Abstract: While the Australian government taxes income, consumption, property, payroll, excise and customs, its lack of wealth taxation is an obvious absence. As Australia faces significant socio-demographic and population pressures, and as it pursues social equality and justice, this absence calls for re-assessment and analysis. Wealth taxes are implemented in many other jurisdictions as an element of governmental redistributive policy. It is hoped that this research will contribute to a progressive, contemporary 21st century understanding of tax justice which will inform the debate regarding possible wealth tax mechanisms in Australia.
Supervisors: Miranda Stewart and Daniel Halliday
- PhD Confirmation Seminar - Elliot Legendre (Room 224)
Title: Tax instruments and water rights protection: a compared policy analysis
Abstract: At global scale, the past decades have brought increasing droughts and reached worrying records. Climate models suggest more extreme weather in the future, triggering more intense competition for water. This project will examine the influence of taxation on the protection of water consumption. The project is structured around two key questions. The first question asks how – if at all – taxation deals with water use. The second question asks how can water taxation incentivise reduced water consumption while maximising the benefits of its allocation through a redistribution that is efficient and fair. The project addresses these questions through three case studies.
Supervisors: Miranda Stewart and Erin O’Donnell
- PhD Confirmation Seminar - Bongkot Napaumporn (Room 202/203)
Title: Stateless persons from Thailand in Japan: Negotiating identity and inclusion

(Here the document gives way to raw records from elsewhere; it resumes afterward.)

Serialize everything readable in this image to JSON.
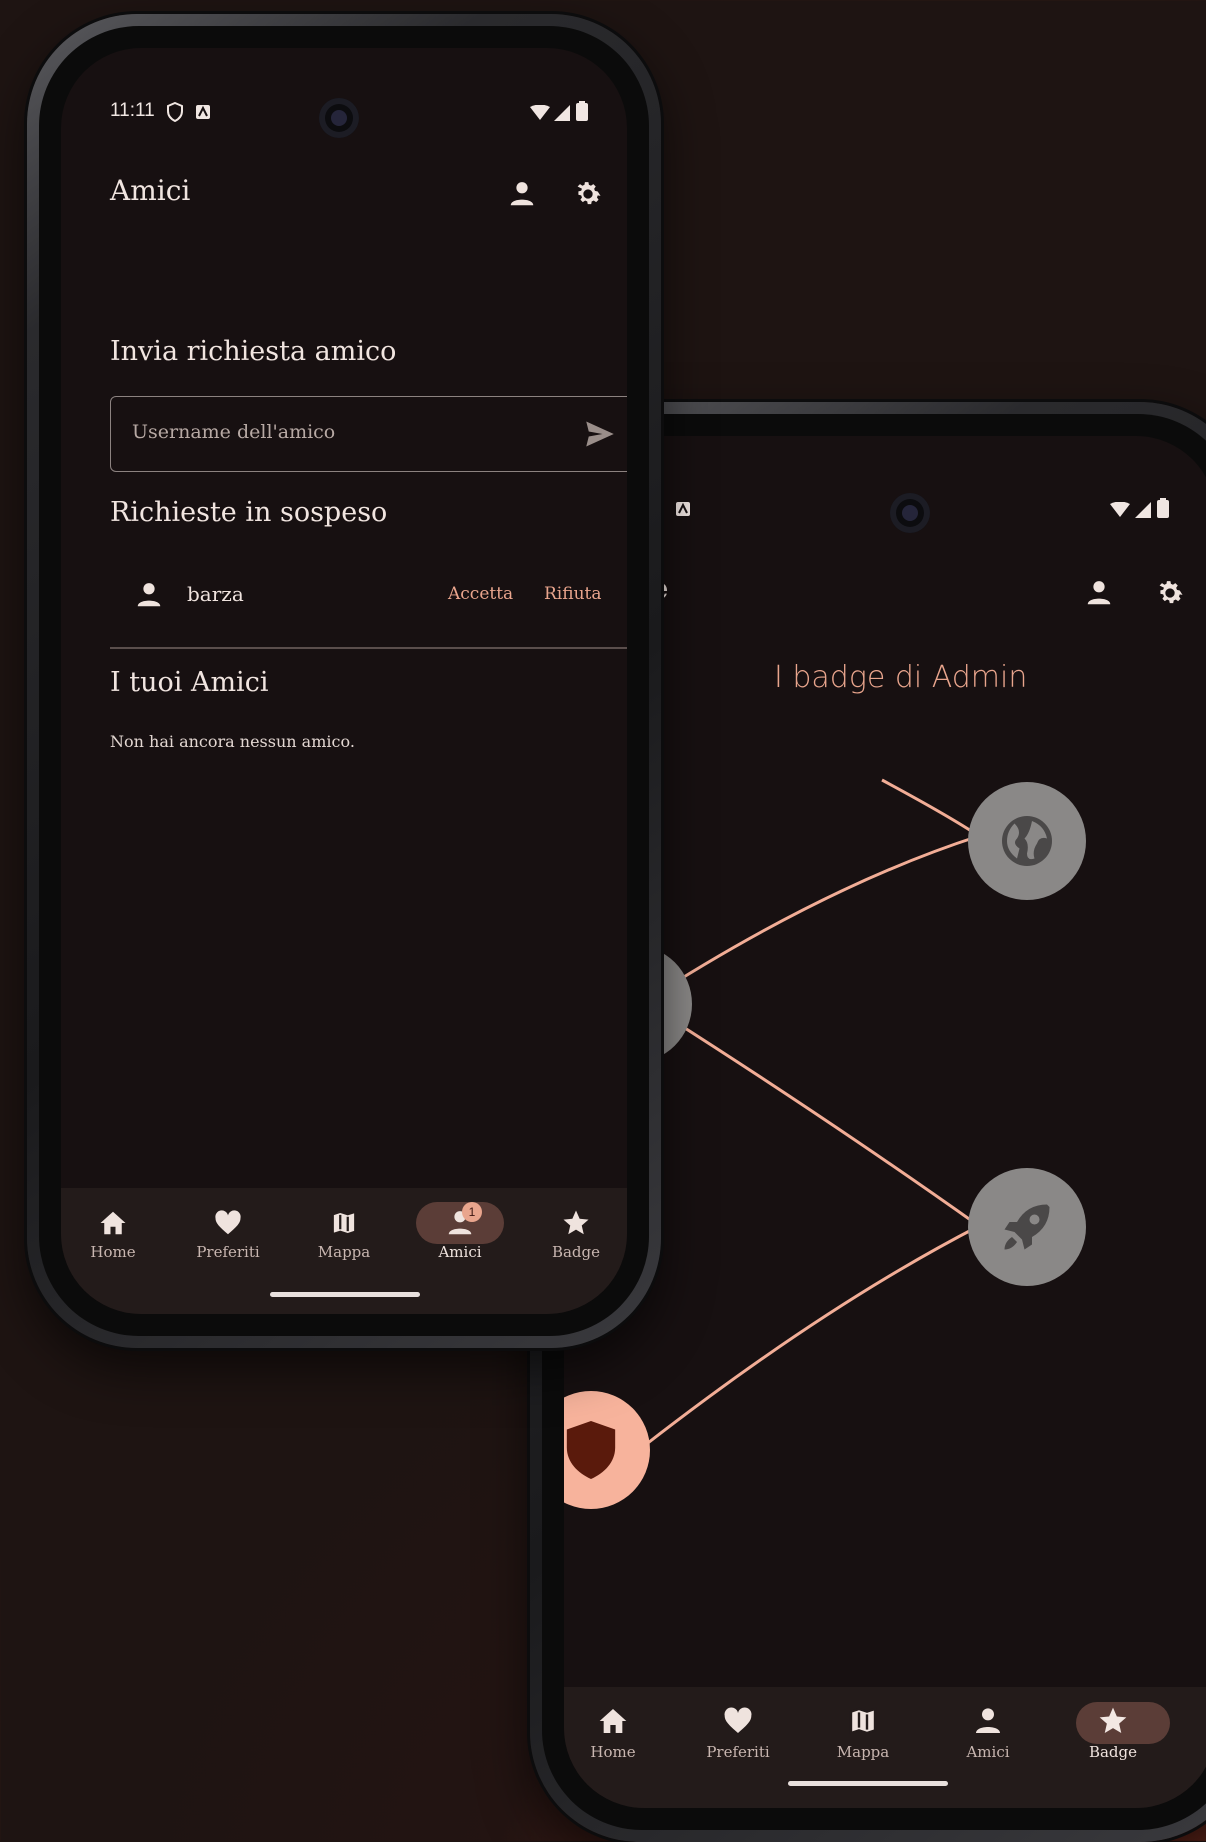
{
  "phone1": {
    "status": {
      "time": "11:11"
    },
    "app_bar": {
      "title": "Amici"
    },
    "send_request": {
      "heading": "Invia richiesta amico",
      "input_placeholder": "Username dell'amico"
    },
    "pending": {
      "heading": "Richieste in sospeso",
      "items": [
        {
          "username": "barza",
          "accept_label": "Accetta",
          "reject_label": "Rifiuta"
        }
      ]
    },
    "friends": {
      "heading": "I tuoi Amici",
      "empty_text": "Non hai ancora nessun amico."
    },
    "nav": {
      "items": [
        {
          "label": "Home",
          "icon": "home-icon"
        },
        {
          "label": "Preferiti",
          "icon": "heart-icon"
        },
        {
          "label": "Mappa",
          "icon": "map-icon"
        },
        {
          "label": "Amici",
          "icon": "person-icon",
          "badge": "1",
          "selected": true
        },
        {
          "label": "Badge",
          "icon": "star-icon"
        }
      ]
    }
  },
  "phone2": {
    "app_bar": {
      "title_partial": "ge"
    },
    "badge_heading": "I badge di Admin",
    "badges": [
      {
        "icon": "globe-icon",
        "unlocked": false
      },
      {
        "icon": "fire-icon",
        "unlocked": false
      },
      {
        "icon": "rocket-icon",
        "unlocked": false
      },
      {
        "icon": "shield-icon",
        "unlocked": true
      }
    ],
    "nav": {
      "items": [
        {
          "label": "Home",
          "icon": "home-icon"
        },
        {
          "label": "Preferiti",
          "icon": "heart-icon"
        },
        {
          "label": "Mappa",
          "icon": "map-icon"
        },
        {
          "label": "Amici",
          "icon": "person-icon"
        },
        {
          "label": "Badge",
          "icon": "star-icon",
          "selected": true
        }
      ]
    }
  },
  "colors": {
    "accent": "#e9a58d",
    "screen_bg": "#171011",
    "nav_bg": "#231b1a",
    "locked_badge": "#8a8887",
    "unlocked_badge": "#f7b39c"
  }
}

Abstract: Statelessness is a violation of the human right to a nationality and further increases people’s vulnerability to marginalisation and exclusion when they migrate to another country. Despite their struggles, it is evident that some stateless persons from Thailand in Japan have sought to assert and define their own identity. Drawing on an empirical approach, this thesis analyses how these stateless migrants negotiate their identity and inclusion in the context of the laws and policies on status and nationality in Japan. Using the lived experiences of these stateless persons, my research challenges dominant understandings of statelessness and identity.
Supervisors: Michelle Foster and Susan Kneebone